Briefly the traditional story is that of a woman, Odette, who has a spell cast on her by the villain von Rothbart, to remain a swan unless someone vows to marry her for her. Siegfried falls in love with the swan woman Odette, but is deceived into declaring his love for another, von Rothbart’s daughter Odile, so Odette is condemned to life as a swan, or death.
Baynes’ Swan Lake opens (sadly without an overture; the discarding of a convention that provides for the audience a bridge to the other world) with the Prince having a memory of unhappiness in childhood over the death of his father. This production attempts narratives of psychological realism for the characters of the Prince and his Mother. The unhappy fate of Prince Siegfried remains a theme across the ballet. Baynes returns to Siegfried’s fate, rather than Odette’s fate, as a central narrative thread. In Baynes’ production, von Rothbart’s entrance with Odile is re-imagined as the entrance into the court of a gang of gothic new romantics, ready to seduce and deceive the Prince into declaring his love for one other than Odette. Baynes has shifted the divertissement Spanish dancers in Act 3 to become gypsies in Von Rothbart’s company. In a somewhat strange addition the Queen is also seduced by exotics from von Rothbart’s consort. But when von Rothbart mimes playing the violin as part of the mechanisms of seduction, the action becomes comic. If the love story and tragedy of Siegfried and Odette is to be felt by the audience, it requires a real villain, not a parody. And so these narrative turns run into trouble. Siegfried, Odette and Odile, and the Queen are epic heroes, and Swan Lake is an archetypal fairytale, a myth which lives in symbolism, not in the domain of realism. Attempts to infuse it with realism only reveal the insubstantiality of the story.

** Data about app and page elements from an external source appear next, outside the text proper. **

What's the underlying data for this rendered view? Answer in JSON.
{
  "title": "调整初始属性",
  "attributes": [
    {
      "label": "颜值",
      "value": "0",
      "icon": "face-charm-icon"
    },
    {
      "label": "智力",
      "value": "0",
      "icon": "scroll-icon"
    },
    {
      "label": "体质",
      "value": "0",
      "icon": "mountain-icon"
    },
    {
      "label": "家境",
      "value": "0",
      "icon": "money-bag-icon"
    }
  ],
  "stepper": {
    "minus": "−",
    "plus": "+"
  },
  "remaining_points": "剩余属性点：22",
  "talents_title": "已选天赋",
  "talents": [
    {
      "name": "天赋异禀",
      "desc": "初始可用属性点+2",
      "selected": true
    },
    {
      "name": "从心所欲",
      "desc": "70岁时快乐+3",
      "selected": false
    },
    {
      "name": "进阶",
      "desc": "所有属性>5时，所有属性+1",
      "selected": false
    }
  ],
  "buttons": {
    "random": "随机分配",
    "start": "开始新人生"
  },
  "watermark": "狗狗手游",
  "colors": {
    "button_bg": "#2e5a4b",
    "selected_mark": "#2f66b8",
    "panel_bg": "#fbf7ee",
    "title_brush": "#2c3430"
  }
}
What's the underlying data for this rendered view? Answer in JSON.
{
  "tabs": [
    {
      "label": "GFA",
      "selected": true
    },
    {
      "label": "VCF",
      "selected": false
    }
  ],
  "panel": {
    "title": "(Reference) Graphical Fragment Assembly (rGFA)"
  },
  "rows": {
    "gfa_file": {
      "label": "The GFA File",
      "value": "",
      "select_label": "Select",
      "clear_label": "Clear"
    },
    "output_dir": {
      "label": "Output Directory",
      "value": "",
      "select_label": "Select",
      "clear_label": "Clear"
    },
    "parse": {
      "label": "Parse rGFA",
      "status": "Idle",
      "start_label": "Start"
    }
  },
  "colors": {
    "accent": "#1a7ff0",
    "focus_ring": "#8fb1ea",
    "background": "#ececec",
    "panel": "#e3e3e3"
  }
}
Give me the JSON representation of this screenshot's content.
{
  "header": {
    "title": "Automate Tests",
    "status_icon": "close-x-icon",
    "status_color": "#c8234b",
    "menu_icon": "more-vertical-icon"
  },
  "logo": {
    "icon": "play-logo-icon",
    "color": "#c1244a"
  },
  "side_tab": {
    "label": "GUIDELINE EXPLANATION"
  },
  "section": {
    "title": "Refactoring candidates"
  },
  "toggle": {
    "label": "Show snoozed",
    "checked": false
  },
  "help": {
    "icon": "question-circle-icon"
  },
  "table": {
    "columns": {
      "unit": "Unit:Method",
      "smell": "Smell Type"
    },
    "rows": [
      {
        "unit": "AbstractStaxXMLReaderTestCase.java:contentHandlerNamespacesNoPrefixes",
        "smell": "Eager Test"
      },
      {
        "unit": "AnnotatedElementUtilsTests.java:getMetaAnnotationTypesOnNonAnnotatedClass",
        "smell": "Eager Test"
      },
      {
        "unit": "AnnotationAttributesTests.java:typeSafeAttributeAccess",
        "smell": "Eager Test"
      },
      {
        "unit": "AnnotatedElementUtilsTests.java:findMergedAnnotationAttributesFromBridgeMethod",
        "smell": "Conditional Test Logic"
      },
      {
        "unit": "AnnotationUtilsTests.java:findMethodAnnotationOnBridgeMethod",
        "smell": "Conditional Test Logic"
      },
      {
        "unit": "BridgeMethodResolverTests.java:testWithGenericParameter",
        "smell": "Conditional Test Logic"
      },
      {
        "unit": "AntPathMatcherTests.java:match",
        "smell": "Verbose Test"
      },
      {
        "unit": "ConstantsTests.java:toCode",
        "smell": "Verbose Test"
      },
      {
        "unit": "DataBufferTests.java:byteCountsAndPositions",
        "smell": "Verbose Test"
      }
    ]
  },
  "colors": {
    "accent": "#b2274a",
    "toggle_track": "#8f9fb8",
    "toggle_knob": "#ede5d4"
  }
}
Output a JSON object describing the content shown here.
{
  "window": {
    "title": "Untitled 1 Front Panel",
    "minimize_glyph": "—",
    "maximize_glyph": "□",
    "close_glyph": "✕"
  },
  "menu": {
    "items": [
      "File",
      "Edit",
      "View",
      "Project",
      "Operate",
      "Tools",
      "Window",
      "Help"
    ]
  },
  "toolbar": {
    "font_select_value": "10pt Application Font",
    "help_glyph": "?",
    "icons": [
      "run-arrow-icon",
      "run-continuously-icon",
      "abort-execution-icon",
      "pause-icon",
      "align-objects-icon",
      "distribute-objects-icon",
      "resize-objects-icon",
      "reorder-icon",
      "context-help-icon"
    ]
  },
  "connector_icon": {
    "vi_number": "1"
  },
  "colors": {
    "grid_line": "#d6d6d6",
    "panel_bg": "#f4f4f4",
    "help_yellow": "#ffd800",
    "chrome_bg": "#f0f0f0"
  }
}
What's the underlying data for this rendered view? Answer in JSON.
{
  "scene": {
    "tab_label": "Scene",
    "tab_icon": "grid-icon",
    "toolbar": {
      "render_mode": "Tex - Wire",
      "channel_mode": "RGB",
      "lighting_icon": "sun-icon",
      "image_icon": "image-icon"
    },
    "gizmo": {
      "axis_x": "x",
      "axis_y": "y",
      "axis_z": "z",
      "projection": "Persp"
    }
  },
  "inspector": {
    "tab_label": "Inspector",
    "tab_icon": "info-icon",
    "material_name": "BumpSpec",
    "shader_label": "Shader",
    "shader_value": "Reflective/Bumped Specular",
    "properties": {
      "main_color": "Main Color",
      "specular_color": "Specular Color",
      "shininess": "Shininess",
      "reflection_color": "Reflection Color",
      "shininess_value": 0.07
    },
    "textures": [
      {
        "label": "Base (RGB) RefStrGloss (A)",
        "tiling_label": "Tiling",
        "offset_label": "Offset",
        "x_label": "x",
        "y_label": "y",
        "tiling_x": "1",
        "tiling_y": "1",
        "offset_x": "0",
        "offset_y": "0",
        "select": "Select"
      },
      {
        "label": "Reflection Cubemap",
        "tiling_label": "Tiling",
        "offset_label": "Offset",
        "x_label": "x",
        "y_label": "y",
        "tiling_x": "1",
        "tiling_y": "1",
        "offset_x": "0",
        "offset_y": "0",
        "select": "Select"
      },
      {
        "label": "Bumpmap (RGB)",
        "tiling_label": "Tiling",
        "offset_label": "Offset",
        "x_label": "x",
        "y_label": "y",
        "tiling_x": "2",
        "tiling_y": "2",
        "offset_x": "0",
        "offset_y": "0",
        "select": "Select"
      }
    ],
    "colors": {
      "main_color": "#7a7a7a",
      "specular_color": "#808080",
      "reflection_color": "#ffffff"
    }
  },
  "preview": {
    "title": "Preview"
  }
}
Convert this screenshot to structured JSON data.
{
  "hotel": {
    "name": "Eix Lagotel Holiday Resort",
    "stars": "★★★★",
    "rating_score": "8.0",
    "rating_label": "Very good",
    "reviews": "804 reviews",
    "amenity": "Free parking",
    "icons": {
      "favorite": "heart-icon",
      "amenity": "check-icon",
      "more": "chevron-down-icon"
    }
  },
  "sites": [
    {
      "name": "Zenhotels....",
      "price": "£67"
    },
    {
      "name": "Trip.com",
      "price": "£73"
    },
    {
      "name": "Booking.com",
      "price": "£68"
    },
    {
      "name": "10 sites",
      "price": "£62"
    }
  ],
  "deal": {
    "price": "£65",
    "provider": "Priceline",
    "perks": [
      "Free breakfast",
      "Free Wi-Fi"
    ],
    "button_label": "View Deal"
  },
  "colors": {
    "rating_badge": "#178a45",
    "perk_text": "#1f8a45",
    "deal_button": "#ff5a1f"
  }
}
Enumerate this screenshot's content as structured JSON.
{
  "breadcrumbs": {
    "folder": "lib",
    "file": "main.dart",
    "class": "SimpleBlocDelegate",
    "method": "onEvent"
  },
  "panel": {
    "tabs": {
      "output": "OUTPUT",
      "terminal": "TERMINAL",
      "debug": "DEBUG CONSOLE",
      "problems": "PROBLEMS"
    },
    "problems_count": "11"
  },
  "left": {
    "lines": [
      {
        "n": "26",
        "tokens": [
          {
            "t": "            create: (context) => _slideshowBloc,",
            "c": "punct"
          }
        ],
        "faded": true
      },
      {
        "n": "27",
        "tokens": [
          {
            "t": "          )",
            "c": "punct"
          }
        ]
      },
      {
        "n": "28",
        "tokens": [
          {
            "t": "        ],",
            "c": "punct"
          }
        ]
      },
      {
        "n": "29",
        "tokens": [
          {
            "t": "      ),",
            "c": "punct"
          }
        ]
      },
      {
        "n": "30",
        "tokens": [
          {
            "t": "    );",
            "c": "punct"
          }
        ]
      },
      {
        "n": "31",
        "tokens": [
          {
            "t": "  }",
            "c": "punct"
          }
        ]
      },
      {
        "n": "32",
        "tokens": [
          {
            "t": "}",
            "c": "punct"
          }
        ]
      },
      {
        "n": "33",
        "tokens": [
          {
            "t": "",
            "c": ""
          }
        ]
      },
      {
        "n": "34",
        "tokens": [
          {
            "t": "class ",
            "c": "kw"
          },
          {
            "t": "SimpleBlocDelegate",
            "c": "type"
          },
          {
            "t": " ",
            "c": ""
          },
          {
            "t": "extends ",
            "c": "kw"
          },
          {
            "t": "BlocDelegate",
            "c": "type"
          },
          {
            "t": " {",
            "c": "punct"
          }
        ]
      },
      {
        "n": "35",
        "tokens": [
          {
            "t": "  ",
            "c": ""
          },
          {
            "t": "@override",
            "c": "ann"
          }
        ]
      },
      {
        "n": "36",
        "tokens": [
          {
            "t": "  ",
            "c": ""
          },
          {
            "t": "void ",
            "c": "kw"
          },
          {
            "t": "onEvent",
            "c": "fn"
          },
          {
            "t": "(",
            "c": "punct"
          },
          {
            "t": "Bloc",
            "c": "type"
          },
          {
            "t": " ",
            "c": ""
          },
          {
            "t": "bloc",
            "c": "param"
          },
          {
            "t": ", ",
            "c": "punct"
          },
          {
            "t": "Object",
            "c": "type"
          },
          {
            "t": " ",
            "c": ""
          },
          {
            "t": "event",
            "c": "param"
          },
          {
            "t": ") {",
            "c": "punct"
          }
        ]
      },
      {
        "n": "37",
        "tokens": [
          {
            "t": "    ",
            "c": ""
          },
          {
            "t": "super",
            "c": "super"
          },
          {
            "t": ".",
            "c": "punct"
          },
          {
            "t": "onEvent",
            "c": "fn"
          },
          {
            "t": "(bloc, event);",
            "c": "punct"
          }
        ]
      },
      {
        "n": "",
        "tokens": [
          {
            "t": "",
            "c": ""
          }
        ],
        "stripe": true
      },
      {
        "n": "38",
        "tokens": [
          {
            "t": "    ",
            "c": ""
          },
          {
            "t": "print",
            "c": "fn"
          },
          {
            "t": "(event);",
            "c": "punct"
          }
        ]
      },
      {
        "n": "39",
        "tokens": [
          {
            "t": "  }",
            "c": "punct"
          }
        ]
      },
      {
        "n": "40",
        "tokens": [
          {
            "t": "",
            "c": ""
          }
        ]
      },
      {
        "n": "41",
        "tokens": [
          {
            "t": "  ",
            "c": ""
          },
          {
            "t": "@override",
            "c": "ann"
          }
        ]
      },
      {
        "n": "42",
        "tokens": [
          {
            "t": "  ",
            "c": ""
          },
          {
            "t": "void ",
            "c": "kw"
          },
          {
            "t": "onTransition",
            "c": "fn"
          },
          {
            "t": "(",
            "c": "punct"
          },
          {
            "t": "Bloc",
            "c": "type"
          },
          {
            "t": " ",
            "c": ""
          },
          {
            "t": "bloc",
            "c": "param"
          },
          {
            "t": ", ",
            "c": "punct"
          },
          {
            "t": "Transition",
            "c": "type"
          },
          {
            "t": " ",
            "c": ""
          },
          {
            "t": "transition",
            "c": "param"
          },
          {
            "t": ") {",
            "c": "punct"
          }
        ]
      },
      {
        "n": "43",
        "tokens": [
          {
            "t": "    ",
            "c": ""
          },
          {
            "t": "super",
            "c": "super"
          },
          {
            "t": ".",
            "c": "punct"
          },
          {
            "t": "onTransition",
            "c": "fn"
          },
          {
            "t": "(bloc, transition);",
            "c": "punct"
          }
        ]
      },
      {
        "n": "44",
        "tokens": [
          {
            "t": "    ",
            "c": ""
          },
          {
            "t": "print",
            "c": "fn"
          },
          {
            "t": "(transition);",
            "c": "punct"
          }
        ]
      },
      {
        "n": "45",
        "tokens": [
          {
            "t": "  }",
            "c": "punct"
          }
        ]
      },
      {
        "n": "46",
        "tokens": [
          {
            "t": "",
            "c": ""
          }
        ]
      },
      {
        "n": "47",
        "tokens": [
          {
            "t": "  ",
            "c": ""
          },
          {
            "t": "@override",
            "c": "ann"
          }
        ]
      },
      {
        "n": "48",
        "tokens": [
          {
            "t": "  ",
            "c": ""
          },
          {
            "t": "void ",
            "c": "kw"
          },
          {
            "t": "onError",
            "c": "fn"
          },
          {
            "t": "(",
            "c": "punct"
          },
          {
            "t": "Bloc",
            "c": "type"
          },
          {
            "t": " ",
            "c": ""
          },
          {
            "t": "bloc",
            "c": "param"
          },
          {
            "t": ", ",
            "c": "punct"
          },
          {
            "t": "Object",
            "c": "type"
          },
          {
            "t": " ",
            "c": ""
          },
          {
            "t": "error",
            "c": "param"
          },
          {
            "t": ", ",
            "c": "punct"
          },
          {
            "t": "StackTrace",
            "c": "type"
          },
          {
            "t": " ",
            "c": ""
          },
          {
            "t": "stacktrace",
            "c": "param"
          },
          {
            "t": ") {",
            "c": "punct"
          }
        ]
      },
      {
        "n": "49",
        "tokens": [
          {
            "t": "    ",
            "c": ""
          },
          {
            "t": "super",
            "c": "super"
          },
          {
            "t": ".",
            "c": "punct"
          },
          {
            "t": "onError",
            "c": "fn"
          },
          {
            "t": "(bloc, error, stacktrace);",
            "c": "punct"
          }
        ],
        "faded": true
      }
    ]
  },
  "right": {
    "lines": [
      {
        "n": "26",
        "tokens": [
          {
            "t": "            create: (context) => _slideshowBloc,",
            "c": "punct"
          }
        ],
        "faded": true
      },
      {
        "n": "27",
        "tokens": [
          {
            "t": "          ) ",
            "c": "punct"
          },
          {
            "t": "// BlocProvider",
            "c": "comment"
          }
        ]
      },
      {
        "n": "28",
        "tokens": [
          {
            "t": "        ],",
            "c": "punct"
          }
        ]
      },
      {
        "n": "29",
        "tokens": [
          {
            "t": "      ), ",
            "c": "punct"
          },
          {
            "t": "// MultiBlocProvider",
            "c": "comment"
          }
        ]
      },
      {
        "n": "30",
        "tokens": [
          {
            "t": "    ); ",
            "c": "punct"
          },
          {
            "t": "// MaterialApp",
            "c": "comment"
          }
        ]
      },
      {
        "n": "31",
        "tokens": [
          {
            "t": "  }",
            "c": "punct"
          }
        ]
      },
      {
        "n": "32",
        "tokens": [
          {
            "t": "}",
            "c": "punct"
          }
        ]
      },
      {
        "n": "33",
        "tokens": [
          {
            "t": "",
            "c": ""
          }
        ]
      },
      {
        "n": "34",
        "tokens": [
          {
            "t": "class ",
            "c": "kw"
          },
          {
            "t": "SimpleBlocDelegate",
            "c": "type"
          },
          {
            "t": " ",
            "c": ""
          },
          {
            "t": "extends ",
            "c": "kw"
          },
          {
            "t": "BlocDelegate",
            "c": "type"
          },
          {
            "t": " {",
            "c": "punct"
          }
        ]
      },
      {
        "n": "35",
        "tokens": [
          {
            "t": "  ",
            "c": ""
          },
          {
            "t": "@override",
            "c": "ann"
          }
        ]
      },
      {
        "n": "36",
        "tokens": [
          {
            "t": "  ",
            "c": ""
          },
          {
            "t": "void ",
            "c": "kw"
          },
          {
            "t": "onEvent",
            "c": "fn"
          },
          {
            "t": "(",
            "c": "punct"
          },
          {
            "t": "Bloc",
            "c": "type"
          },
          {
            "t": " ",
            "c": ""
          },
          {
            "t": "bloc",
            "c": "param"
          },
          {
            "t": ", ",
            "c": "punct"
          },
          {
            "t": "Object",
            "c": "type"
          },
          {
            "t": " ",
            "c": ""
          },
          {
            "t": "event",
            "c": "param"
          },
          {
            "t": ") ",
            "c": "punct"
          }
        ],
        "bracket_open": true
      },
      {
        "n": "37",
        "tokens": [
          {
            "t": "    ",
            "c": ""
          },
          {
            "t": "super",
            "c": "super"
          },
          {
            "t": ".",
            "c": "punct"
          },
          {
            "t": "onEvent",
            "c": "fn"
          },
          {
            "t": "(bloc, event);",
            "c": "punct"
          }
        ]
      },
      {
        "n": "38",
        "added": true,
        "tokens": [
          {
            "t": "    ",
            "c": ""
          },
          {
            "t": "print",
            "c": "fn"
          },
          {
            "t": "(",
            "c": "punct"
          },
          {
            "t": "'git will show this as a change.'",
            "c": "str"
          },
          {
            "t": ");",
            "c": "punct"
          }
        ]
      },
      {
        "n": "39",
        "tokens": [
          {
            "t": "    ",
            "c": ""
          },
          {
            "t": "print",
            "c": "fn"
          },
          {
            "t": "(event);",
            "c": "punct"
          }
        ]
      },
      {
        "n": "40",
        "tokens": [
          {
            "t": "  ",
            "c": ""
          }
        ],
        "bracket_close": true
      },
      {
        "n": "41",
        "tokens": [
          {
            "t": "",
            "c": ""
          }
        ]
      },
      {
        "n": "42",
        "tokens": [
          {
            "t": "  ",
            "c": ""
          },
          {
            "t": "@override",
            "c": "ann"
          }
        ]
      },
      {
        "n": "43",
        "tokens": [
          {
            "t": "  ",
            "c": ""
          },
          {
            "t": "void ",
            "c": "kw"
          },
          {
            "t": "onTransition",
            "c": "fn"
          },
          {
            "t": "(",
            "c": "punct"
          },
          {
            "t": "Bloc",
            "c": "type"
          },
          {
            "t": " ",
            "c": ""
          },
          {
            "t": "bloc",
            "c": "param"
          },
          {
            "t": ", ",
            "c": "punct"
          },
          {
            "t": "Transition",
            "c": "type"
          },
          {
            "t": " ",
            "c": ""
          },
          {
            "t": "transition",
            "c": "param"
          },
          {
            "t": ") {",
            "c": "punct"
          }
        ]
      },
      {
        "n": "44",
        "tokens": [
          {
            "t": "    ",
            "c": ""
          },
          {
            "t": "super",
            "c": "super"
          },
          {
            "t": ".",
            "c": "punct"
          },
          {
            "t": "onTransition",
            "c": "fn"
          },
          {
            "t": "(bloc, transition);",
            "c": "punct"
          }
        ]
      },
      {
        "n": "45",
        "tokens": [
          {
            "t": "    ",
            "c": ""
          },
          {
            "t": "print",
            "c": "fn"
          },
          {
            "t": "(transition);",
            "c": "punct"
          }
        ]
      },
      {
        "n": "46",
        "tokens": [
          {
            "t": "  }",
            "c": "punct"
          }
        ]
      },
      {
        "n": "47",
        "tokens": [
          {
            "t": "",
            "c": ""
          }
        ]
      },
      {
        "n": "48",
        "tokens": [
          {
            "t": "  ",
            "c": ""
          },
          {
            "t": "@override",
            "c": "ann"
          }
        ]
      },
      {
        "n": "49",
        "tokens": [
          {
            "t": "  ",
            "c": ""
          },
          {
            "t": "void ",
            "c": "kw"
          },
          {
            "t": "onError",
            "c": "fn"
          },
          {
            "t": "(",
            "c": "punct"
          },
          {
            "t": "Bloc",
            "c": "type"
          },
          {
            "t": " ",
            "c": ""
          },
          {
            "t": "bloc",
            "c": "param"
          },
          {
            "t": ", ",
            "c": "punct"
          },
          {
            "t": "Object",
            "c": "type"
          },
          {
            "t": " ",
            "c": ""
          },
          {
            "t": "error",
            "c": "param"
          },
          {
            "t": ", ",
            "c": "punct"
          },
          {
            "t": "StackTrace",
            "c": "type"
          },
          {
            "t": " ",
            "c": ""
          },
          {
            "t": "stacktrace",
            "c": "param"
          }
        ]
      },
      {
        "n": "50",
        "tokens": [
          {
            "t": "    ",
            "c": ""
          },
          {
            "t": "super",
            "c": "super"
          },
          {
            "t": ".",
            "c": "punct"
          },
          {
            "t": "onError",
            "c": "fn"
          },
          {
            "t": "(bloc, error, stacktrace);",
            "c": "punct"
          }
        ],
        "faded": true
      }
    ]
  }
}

The performances by The Australian Ballet dancers on the evening of the 19th of September proved their technique. Notable dancers were Lisa Bolte as the Queen Mother and Chengwo Guo as Benno, who both interpreted their roles with artistry and intelligence.
This production of Swan Lake by The Australian Ballet is a re-staging rather than a display of new choreography, a remix rather than a reinvention. Of course there is no one true Swan Lake possible, there are only ever versions. This version attempts to find new narratives within the fairytale, without enough interrogation of their thought line. The residual question is what prompted Baynes to work with the material of Swan Lake, leaving so many sequences untouched, cobbling together an unfulfilled patchwork, when he could be creating entirely original masterpieces? Of course the box office generated by presenting a traditional Swan Lake, over a new work, is a likely consideration.
Photo: The Australian Ballet’s Ty King-Wall and Amber Scott in Swan Lake. Photo by Georges Antoni